Problem requirements: Repeat all the data exactly, and where a record holds a picture, leave that picture out.

Source information:
<<<<

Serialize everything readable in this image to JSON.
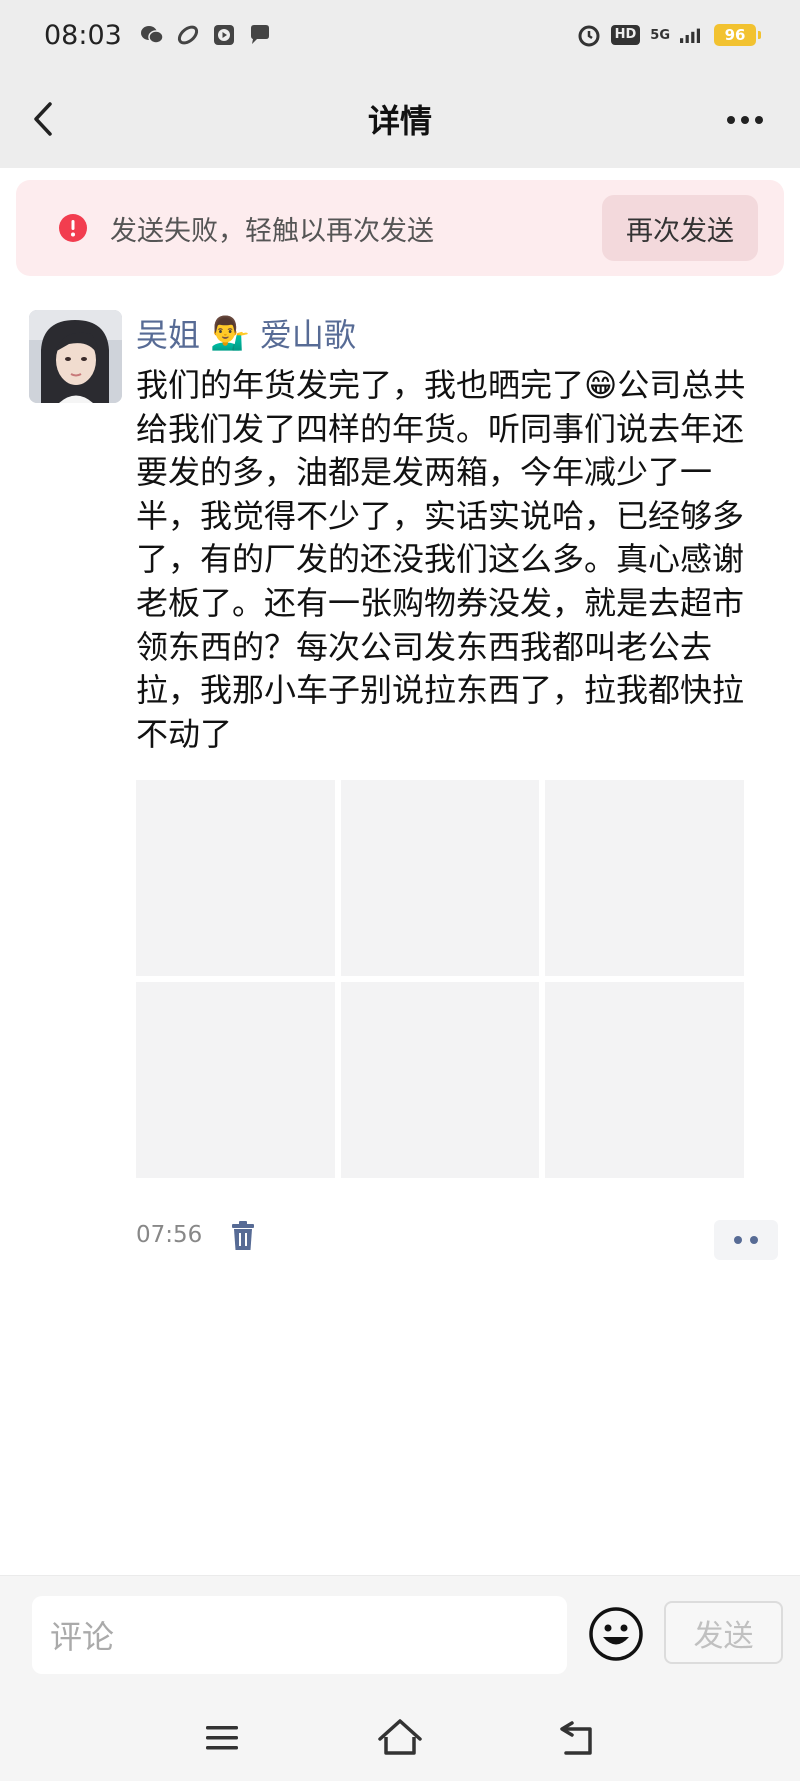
{
  "status_bar": {
    "time": "08:03",
    "left_icons": [
      "wechat-icon",
      "feather-icon",
      "play-icon",
      "chat-bubble-icon"
    ],
    "hd_label": "HD",
    "network_label": "5G",
    "battery": "96",
    "colors": {
      "battery": "#f2c230"
    }
  },
  "nav": {
    "title": "详情",
    "back_icon": "chevron-left-icon",
    "more_icon": "more-horizontal-icon"
  },
  "error_banner": {
    "message": "发送失败，轻触以再次发送",
    "button_label": "再次发送",
    "icon": "alert-circle-icon",
    "colors": {
      "background": "#fdecee",
      "icon": "#f23d4f"
    }
  },
  "post": {
    "author": "吴姐",
    "author_emoji": "💁‍♂️",
    "author_suffix": "爱山歌",
    "text": "我们的年货发完了，我也晒完了😁公司总共给我们发了四样的年货。听同事们说去年还要发的多，油都是发两箱，今年减少了一半，我觉得不少了，实话实说哈，已经够多了，有的厂发的还没我们这么多。真心感谢老板了。还有一张购物券没发，就是去超市领东西的？每次公司发东西我都叫老公去拉，我那小车子别说拉东西了，拉我都快拉不动了",
    "image_count": 6,
    "time": "07:56",
    "colors": {
      "author": "#576b95"
    }
  },
  "comment_bar": {
    "placeholder": "评论",
    "send_label": "发送"
  }
}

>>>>

Solution below:
Serialize everything readable in this image to JSON.
{
  "status_bar": {
    "time": "08:03",
    "left_icons": [
      "wechat-icon",
      "feather-icon",
      "play-icon",
      "chat-bubble-icon"
    ],
    "hd_label": "HD",
    "network_label": "5G",
    "battery": "96",
    "colors": {
      "battery": "#f2c230"
    }
  },
  "nav": {
    "title": "详情",
    "back_icon": "chevron-left-icon",
    "more_icon": "more-horizontal-icon"
  },
  "error_banner": {
    "message": "发送失败，轻触以再次发送",
    "button_label": "再次发送",
    "icon": "alert-circle-icon",
    "colors": {
      "background": "#fdecee",
      "icon": "#f23d4f"
    }
  },
  "post": {
    "author": "吴姐",
    "author_emoji": "💁‍♂️",
    "author_suffix": "爱山歌",
    "text": "我们的年货发完了，我也晒完了😁公司总共给我们发了四样的年货。听同事们说去年还要发的多，油都是发两箱，今年减少了一半，我觉得不少了，实话实说哈，已经够多了，有的厂发的还没我们这么多。真心感谢老板了。还有一张购物券没发，就是去超市领东西的？每次公司发东西我都叫老公去拉，我那小车子别说拉东西了，拉我都快拉不动了",
    "image_count": 6,
    "time": "07:56",
    "colors": {
      "author": "#576b95"
    }
  },
  "comment_bar": {
    "placeholder": "评论",
    "send_label": "发送"
  }
}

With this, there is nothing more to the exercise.